Component data from apps and pages:
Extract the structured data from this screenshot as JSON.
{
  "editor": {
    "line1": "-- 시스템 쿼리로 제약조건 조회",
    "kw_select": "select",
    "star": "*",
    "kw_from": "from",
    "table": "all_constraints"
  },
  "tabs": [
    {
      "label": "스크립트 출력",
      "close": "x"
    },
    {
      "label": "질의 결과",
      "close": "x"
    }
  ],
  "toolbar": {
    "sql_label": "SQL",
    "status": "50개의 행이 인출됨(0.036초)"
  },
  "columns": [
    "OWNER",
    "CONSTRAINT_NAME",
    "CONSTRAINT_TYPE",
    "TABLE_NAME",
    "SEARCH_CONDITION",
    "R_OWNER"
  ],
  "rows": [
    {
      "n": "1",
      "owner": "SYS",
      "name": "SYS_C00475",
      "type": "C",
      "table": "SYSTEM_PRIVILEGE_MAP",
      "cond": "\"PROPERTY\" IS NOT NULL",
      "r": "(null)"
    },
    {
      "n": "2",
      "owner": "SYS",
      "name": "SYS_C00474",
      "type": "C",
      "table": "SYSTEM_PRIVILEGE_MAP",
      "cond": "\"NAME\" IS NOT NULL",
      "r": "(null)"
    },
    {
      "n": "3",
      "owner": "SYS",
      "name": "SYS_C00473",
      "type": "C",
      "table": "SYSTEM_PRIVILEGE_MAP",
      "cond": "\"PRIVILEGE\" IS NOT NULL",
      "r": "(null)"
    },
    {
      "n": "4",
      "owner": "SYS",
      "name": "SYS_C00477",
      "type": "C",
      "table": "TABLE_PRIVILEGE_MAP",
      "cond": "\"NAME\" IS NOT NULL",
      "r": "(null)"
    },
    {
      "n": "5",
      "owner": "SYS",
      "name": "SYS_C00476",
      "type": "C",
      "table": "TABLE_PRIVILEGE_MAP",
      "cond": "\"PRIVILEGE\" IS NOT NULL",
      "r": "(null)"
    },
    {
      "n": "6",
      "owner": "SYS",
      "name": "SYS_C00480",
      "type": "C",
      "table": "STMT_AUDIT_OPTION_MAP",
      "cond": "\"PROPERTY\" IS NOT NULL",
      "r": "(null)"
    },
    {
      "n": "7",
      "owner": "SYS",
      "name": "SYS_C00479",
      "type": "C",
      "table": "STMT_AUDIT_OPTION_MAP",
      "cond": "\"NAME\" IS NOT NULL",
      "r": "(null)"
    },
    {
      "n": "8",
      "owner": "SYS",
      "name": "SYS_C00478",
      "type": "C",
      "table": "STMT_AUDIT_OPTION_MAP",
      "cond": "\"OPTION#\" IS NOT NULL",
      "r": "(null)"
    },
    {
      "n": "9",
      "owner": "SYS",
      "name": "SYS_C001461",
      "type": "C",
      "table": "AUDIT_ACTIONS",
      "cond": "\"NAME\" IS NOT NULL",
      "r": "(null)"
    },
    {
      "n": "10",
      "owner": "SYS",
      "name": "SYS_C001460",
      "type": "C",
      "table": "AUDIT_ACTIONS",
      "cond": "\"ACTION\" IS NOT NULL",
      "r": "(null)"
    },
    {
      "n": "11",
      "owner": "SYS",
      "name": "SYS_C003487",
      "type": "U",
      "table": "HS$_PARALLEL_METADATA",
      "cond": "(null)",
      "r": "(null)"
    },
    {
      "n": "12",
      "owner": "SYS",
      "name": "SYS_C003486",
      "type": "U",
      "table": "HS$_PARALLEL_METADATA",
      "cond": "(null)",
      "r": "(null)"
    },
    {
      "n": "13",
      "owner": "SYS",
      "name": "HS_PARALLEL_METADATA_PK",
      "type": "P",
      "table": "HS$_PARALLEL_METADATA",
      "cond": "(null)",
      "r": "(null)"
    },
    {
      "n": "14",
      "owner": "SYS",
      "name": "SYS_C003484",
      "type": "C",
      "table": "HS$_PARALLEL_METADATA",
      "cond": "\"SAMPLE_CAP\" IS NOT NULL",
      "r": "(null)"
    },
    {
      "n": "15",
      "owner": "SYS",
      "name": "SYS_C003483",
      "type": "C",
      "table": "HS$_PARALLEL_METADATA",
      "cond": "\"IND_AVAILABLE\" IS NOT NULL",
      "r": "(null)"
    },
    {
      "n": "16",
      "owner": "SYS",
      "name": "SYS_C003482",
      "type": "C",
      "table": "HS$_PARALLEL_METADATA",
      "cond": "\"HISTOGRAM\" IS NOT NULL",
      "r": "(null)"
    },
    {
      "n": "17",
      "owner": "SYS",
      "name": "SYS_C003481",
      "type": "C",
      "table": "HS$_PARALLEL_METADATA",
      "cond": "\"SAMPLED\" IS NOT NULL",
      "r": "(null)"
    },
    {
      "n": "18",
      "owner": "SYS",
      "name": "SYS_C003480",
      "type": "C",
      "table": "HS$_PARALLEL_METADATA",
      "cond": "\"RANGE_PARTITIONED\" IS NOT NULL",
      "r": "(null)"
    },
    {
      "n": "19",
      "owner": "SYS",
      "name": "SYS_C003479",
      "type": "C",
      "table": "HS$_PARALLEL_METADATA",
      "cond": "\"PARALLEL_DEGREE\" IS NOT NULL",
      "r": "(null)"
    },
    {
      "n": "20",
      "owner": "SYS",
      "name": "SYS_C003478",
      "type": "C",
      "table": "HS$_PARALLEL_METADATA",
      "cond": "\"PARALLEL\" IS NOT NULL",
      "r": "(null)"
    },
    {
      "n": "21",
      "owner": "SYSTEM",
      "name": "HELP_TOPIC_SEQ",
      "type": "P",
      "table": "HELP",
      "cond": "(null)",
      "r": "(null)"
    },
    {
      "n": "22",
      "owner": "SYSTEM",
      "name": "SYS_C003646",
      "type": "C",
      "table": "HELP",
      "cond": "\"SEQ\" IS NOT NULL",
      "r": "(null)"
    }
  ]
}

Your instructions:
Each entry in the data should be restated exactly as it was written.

Expected answer:
Extract the structured data from this screenshot as JSON.
{
  "editor": {
    "line1": "-- 시스템 쿼리로 제약조건 조회",
    "kw_select": "select",
    "star": "*",
    "kw_from": "from",
    "table": "all_constraints"
  },
  "tabs": [
    {
      "label": "스크립트 출력",
      "close": "x"
    },
    {
      "label": "질의 결과",
      "close": "x"
    }
  ],
  "toolbar": {
    "sql_label": "SQL",
    "status": "50개의 행이 인출됨(0.036초)"
  },
  "columns": [
    "OWNER",
    "CONSTRAINT_NAME",
    "CONSTRAINT_TYPE",
    "TABLE_NAME",
    "SEARCH_CONDITION",
    "R_OWNER"
  ],
  "rows": [
    {
      "n": "1",
      "owner": "SYS",
      "name": "SYS_C00475",
      "type": "C",
      "table": "SYSTEM_PRIVILEGE_MAP",
      "cond": "\"PROPERTY\" IS NOT NULL",
      "r": "(null)"
    },
    {
      "n": "2",
      "owner": "SYS",
      "name": "SYS_C00474",
      "type": "C",
      "table": "SYSTEM_PRIVILEGE_MAP",
      "cond": "\"NAME\" IS NOT NULL",
      "r": "(null)"
    },
    {
      "n": "3",
      "owner": "SYS",
      "name": "SYS_C00473",
      "type": "C",
      "table": "SYSTEM_PRIVILEGE_MAP",
      "cond": "\"PRIVILEGE\" IS NOT NULL",
      "r": "(null)"
    },
    {
      "n": "4",
      "owner": "SYS",
      "name": "SYS_C00477",
      "type": "C",
      "table": "TABLE_PRIVILEGE_MAP",
      "cond": "\"NAME\" IS NOT NULL",
      "r": "(null)"
    },
    {
      "n": "5",
      "owner": "SYS",
      "name": "SYS_C00476",
      "type": "C",
      "table": "TABLE_PRIVILEGE_MAP",
      "cond": "\"PRIVILEGE\" IS NOT NULL",
      "r": "(null)"
    },
    {
      "n": "6",
      "owner": "SYS",
      "name": "SYS_C00480",
      "type": "C",
      "table": "STMT_AUDIT_OPTION_MAP",
      "cond": "\"PROPERTY\" IS NOT NULL",
      "r": "(null)"
    },
    {
      "n": "7",
      "owner": "SYS",
      "name": "SYS_C00479",
      "type": "C",
      "table": "STMT_AUDIT_OPTION_MAP",
      "cond": "\"NAME\" IS NOT NULL",
      "r": "(null)"
    },
    {
      "n": "8",
      "owner": "SYS",
      "name": "SYS_C00478",
      "type": "C",
      "table": "STMT_AUDIT_OPTION_MAP",
      "cond": "\"OPTION#\" IS NOT NULL",
      "r": "(null)"
    },
    {
      "n": "9",
      "owner": "SYS",
      "name": "SYS_C001461",
      "type": "C",
      "table": "AUDIT_ACTIONS",
      "cond": "\"NAME\" IS NOT NULL",
      "r": "(null)"
    },
    {
      "n": "10",
      "owner": "SYS",
      "name": "SYS_C001460",
      "type": "C",
      "table": "AUDIT_ACTIONS",
      "cond": "\"ACTION\" IS NOT NULL",
      "r": "(null)"
    },
    {
      "n": "11",
      "owner": "SYS",
      "name": "SYS_C003487",
      "type": "U",
      "table": "HS$_PARALLEL_METADATA",
      "cond": "(null)",
      "r": "(null)"
    },
    {
      "n": "12",
      "owner": "SYS",
      "name": "SYS_C003486",
      "type": "U",
      "table": "HS$_PARALLEL_METADATA",
      "cond": "(null)",
      "r": "(null)"
    },
    {
      "n": "13",
      "owner": "SYS",
      "name": "HS_PARALLEL_METADATA_PK",
      "type": "P",
      "table": "HS$_PARALLEL_METADATA",
      "cond": "(null)",
      "r": "(null)"
    },
    {
      "n": "14",
      "owner": "SYS",
      "name": "SYS_C003484",
      "type": "C",
      "table": "HS$_PARALLEL_METADATA",
      "cond": "\"SAMPLE_CAP\" IS NOT NULL",
      "r": "(null)"
    },
    {
      "n": "15",
      "owner": "SYS",
      "name": "SYS_C003483",
      "type": "C",
      "table": "HS$_PARALLEL_METADATA",
      "cond": "\"IND_AVAILABLE\" IS NOT NULL",
      "r": "(null)"
    },
    {
      "n": "16",
      "owner": "SYS",
      "name": "SYS_C003482",
      "type": "C",
      "table": "HS$_PARALLEL_METADATA",
      "cond": "\"HISTOGRAM\" IS NOT NULL",
      "r": "(null)"
    },
    {
      "n": "17",
      "owner": "SYS",
      "name": "SYS_C003481",
      "type": "C",
      "table": "HS$_PARALLEL_METADATA",
      "cond": "\"SAMPLED\" IS NOT NULL",
      "r": "(null)"
    },
    {
      "n": "18",
      "owner": "SYS",
      "name": "SYS_C003480",
      "type": "C",
      "table": "HS$_PARALLEL_METADATA",
      "cond": "\"RANGE_PARTITIONED\" IS NOT NULL",
      "r": "(null)"
    },
    {
      "n": "19",
      "owner": "SYS",
      "name": "SYS_C003479",
      "type": "C",
      "table": "HS$_PARALLEL_METADATA",
      "cond": "\"PARALLEL_DEGREE\" IS NOT NULL",
      "r": "(null)"
    },
    {
      "n": "20",
      "owner": "SYS",
      "name": "SYS_C003478",
      "type": "C",
      "table": "HS$_PARALLEL_METADATA",
      "cond": "\"PARALLEL\" IS NOT NULL",
      "r": "(null)"
    },
    {
      "n": "21",
      "owner": "SYSTEM",
      "name": "HELP_TOPIC_SEQ",
      "type": "P",
      "table": "HELP",
      "cond": "(null)",
      "r": "(null)"
    },
    {
      "n": "22",
      "owner": "SYSTEM",
      "name": "SYS_C003646",
      "type": "C",
      "table": "HELP",
      "cond": "\"SEQ\" IS NOT NULL",
      "r": "(null)"
    }
  ]
}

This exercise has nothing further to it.